Records supplied below:

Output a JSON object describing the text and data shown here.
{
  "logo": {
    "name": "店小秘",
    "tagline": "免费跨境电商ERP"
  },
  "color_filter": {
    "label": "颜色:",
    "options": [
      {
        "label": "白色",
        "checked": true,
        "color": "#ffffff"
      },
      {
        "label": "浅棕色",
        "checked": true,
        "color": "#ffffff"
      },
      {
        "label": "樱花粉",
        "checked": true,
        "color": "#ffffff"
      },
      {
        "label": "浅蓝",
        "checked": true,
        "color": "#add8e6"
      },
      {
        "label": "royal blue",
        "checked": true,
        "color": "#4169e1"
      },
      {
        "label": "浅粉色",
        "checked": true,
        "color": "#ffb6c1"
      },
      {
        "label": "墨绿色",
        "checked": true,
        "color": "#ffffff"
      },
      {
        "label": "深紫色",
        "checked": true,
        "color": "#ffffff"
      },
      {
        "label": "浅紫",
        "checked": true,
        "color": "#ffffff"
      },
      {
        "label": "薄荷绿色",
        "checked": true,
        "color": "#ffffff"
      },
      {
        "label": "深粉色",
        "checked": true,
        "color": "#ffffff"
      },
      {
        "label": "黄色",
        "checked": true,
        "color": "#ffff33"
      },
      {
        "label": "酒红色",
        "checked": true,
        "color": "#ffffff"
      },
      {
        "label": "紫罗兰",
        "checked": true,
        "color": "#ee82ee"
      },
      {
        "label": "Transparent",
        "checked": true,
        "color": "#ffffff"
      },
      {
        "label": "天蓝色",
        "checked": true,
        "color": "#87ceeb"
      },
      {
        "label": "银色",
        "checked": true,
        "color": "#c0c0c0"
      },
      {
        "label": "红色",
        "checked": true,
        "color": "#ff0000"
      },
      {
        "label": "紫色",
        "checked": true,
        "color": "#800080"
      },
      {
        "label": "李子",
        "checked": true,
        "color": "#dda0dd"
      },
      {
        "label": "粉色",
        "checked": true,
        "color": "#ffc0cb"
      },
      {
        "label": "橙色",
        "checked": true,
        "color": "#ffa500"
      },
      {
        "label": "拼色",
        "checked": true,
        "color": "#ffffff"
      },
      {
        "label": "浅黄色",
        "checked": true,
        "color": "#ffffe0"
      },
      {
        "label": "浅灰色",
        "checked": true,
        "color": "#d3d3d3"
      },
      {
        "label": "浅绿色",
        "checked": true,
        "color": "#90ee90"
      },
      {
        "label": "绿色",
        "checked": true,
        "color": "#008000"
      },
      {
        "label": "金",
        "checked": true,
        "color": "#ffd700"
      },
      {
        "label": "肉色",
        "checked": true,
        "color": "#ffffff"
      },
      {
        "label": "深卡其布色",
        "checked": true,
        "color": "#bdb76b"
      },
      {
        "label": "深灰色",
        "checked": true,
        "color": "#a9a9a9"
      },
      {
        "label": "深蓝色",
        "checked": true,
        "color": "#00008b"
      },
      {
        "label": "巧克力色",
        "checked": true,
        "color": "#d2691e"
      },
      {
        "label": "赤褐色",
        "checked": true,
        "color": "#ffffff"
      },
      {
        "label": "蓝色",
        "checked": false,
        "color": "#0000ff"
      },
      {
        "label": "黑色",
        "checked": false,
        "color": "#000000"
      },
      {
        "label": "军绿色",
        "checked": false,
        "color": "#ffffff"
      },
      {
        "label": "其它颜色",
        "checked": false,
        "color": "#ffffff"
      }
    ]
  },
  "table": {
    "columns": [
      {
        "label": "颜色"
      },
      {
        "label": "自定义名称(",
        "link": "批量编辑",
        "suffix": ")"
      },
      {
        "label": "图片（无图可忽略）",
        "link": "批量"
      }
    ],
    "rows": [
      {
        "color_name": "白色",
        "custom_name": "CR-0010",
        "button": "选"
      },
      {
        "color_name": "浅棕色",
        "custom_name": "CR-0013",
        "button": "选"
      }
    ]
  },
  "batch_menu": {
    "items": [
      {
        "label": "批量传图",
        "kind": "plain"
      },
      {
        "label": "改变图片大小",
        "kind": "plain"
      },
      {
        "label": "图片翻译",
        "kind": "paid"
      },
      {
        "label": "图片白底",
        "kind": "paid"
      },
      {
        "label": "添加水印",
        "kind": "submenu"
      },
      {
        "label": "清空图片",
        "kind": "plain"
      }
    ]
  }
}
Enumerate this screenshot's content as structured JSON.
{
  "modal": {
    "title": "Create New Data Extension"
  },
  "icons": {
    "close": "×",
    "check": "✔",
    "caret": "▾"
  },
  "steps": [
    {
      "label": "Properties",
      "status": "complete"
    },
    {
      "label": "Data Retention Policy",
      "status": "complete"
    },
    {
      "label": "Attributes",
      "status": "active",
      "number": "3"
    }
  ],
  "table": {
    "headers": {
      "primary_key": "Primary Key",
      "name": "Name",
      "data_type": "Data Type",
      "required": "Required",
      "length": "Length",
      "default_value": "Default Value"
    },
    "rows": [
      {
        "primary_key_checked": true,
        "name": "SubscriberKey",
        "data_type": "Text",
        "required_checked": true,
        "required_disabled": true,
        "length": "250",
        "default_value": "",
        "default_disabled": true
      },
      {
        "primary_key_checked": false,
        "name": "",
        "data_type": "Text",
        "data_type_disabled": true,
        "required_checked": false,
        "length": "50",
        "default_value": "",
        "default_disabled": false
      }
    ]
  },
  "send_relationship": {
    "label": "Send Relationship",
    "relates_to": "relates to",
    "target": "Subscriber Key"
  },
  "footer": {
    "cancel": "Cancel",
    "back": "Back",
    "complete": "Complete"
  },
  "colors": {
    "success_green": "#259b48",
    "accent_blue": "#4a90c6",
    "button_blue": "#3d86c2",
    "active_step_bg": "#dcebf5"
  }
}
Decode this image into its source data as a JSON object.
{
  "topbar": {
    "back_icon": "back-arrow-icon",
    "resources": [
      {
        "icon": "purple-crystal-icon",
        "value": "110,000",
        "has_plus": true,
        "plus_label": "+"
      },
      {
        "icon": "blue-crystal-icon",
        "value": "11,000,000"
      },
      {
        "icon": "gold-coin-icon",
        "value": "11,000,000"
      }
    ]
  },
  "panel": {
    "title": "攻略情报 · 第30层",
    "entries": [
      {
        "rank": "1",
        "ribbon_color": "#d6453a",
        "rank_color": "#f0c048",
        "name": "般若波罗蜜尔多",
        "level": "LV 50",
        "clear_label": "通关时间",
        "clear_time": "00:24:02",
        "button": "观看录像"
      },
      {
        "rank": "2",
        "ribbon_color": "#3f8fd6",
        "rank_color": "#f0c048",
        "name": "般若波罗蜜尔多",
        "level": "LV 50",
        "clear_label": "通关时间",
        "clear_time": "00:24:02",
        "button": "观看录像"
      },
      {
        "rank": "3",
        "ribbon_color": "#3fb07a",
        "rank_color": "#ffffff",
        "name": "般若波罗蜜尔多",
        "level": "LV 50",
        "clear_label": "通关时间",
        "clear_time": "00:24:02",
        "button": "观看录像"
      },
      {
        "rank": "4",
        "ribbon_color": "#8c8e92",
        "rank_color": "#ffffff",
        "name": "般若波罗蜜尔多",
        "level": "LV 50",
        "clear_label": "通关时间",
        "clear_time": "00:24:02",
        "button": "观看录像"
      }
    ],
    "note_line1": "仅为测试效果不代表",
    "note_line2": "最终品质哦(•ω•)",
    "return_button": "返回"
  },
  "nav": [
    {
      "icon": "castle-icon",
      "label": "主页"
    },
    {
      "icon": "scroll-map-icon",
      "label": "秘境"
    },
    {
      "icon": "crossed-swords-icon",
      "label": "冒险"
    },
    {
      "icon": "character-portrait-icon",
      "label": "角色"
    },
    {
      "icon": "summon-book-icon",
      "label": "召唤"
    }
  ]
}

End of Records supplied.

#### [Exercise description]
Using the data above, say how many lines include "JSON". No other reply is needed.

#### [Written response]
3